Incognito will offer a central place where anyone can privately use any dApp – regardless of which chain they’re built on. People are often told that there’s tradeoff between privacy and convenience. We don’t think that has to always be the case.
Within the Incognito hub, every app and token with smart contract support is interoperable. For example, after shielding DAI from Binance SmartChain (BSC), a user can use pDAI in Uniswap on Polygon, or lend with Solend on Solana, without the typical swaps or conversions needed.
Most interoperability solutions for dApps aim to solve single use cases for single platforms. For example, 1inch focuses on liquidity aggregation. Although its reach extends to popular networks like Ethereum, Polygon, BSC, etc, it only can aggregate liquidity from DEXs within the same platform.
In contrast, Privacy Assemblies will allow each swap to utilize liquidity from all DEXes on all supported networks. A pToken swap can be calculated and split into multiple smaller swaps if needed, then traded on different DEXs across different platforms to achieve better rates.
Using the example above, there are two main parts to this.
pApp developers build a routing engine to determine a trading route to achieve the best rate from liquidity of all DEXs across all supported platforms.
Incognito protocol supports a general workflow to adopt the trading route as the swap input. The input provides instructions for the protocol to know whether it needs to split a swap into multiple ones, prior to broadcasting them to the smart contracts of targeted DEXes in order to execute trades.
The Incognito team will be the pApp developers in this early stage, but any 3rd party developers can build their own pApp (with their own routing engine, for example). They can then integrate with existing dApps in supported platforms by utilizing the open Incognito protocol. Potential use cases extend beyond swaps to a range of other smart contract powered applications (e.g. lending, governance, etc).

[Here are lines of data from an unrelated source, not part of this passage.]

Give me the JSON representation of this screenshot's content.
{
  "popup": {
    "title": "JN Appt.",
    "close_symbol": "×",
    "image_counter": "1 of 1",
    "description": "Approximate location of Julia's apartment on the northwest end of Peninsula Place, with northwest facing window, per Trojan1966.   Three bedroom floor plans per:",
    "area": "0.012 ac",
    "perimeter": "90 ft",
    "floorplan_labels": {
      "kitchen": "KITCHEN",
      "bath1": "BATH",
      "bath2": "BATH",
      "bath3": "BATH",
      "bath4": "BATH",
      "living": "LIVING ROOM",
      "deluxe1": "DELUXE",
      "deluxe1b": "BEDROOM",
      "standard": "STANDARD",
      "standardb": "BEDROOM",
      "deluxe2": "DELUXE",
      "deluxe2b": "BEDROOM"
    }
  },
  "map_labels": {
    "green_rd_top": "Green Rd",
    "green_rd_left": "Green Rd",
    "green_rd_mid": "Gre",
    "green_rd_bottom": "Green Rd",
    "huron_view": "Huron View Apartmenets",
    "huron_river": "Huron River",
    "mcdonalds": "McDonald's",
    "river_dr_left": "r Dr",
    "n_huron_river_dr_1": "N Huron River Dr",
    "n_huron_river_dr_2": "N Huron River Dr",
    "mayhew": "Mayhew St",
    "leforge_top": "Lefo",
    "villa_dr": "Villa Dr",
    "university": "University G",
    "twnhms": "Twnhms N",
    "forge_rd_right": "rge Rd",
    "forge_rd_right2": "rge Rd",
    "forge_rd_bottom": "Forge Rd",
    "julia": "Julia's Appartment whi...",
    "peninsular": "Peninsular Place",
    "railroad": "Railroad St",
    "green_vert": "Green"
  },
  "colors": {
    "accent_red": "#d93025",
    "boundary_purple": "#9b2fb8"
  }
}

The next stage of Incognito development will be focused on unifying disparate pieces of the Incognito ecosystem, aiming to improve UX, utility, and efficiency. This work will affect main functionalities such as shielding, liquidity provision, trading, unshielding, and interaction with pApps. We hope to have your support as we build, test, and push this out to the world.
In the following topics, we’ll be breaking down the ideas suggested here in more detail, exploring how they’ll work in practice, and detailing potential challenges.
Looking forward to hearing your thoughts. Thank you!